You need to make sure that the accountant is at least familiar with your business's sector. It will be less help to you hiring someone who's used to dealing with manufacturing companies if yours is a leisure company. They won't be as familiar with specific legislation. Also, look at the size of the firm. If you are a small business, a small to medium sized accountant will probably specialise more in small business work, charge less than a larger firm and give more direct access to more experienced partners. Make arrangements to visit several firms in person to meet the people you will be working with and to make comparisons. “A lot comes down to personal chemistry,” maintains Paul Watts corporate finance partner at HLB Kidsons. “The accountant needs to be able to get into your business and show an interest in it as well as just doing your accounts – if they are to advise you properly on the business. You're likely to be working closely with your accountant and if you don't get on at a basic level, your professional relationship may be more difficult than it needs to be. Ask if you can speak to other clients. This is like asking for references and will be a real test of the calibre of the firm. If they are confident that their service has impressed, they shouldn't have a problem referring you to a few people. Agreeing terms

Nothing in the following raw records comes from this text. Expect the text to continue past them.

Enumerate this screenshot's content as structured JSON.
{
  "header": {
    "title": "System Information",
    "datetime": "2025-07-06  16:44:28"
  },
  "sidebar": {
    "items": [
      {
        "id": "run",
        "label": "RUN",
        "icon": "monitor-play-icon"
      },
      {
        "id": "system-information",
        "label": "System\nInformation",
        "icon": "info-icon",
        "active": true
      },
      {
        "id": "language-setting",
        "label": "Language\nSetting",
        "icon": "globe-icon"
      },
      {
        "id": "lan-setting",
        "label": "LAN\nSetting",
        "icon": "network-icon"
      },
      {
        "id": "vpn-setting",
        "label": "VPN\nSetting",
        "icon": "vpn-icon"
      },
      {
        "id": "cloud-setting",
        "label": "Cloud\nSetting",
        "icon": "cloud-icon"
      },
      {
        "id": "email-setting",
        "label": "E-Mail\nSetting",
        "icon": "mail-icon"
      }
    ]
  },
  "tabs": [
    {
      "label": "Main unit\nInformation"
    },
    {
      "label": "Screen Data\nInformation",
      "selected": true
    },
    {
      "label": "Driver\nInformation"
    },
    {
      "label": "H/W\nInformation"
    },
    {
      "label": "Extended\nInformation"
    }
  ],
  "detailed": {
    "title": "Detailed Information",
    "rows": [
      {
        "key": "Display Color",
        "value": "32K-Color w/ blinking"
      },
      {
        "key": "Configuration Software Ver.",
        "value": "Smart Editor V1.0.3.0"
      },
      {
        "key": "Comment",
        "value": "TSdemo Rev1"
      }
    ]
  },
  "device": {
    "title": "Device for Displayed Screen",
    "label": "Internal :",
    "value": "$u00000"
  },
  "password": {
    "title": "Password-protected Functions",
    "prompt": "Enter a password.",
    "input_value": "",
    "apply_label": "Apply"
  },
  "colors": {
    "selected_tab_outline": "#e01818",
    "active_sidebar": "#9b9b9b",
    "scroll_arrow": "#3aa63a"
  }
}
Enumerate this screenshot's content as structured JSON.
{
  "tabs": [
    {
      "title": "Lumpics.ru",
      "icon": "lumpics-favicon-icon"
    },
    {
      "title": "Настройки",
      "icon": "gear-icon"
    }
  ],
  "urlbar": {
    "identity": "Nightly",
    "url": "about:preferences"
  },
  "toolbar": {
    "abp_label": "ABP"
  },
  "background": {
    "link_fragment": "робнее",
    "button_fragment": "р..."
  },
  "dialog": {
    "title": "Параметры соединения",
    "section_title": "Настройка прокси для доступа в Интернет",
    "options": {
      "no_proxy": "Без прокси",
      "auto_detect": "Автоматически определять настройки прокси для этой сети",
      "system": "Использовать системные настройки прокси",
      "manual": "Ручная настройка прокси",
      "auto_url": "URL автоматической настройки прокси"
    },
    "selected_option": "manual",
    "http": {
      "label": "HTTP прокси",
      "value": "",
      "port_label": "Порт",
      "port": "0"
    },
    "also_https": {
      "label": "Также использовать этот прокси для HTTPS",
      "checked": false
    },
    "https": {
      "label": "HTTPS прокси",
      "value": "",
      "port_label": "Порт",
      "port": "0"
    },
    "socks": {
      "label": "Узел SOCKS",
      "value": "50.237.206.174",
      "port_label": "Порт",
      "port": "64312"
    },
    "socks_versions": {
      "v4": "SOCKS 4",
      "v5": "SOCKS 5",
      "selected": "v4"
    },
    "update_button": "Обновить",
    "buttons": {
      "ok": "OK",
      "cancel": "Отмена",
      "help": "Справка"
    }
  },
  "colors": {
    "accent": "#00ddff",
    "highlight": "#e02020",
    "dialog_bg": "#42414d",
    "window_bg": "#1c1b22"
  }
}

Equally a good accountant should want to make an appointment to come and see your business. “It's important to go out and see clients,” says Watts. “You can't fully understand a business until you have been taken round it.” And allow each accountant to pitch to you. It isn't just about what you want but also what they're prepared to offer. But what if they don't do a good job? You've followed all the rules and carefully chosen your accountant. But this is the first time you've had an accountant – how do you know if they're doing a good job? And what do you do if you're not? It is possible just to say to an accountant that you no longer want to work with them – you can effectively 'sack' the firm. But don't rush to do this at the slightest hitch, it's important to build a relationship with your accountant. This is difficult if you are changing every six months. Look at what you are getting from them. At a basic level, are your accounts and tax returns prepared on time? Are you being billed as agreed and are your phone calls and letters answered? Then on top of that take note of the advice they have given you. Have they come up with ideas you wouldn't otherwise have thought of? And if not, is that because you haven't liked the ideas – or because there haven't been any?

Problems can usually be ironed out so keep careful track of the service and speak to your accountant if you need to. But at the end of the day don't forget you're not paying for poor service.